◆ TASK TO CARRY OUT: Go line by line through the data below and count those that hold "chevron". Return only the number.
▬▬▬▬▬▬▬▬▬▬
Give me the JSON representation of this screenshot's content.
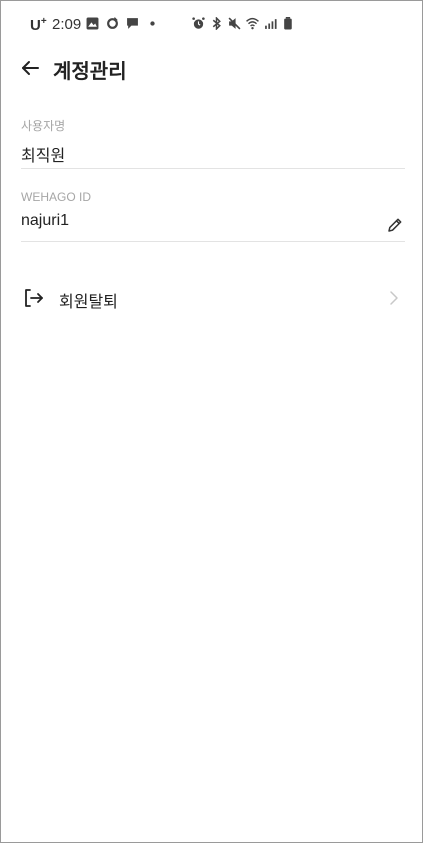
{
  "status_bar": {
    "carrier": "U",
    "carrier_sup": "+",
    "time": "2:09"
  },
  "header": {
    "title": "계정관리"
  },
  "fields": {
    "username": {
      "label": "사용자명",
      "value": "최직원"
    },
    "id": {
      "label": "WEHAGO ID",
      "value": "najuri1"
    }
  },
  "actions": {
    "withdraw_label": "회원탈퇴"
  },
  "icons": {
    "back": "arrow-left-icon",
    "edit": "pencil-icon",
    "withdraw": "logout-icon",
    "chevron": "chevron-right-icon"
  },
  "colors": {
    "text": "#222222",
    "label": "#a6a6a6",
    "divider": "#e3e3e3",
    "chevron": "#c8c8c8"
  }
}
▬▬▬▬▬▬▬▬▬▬
◆ EXERCISE SOLUTION: 2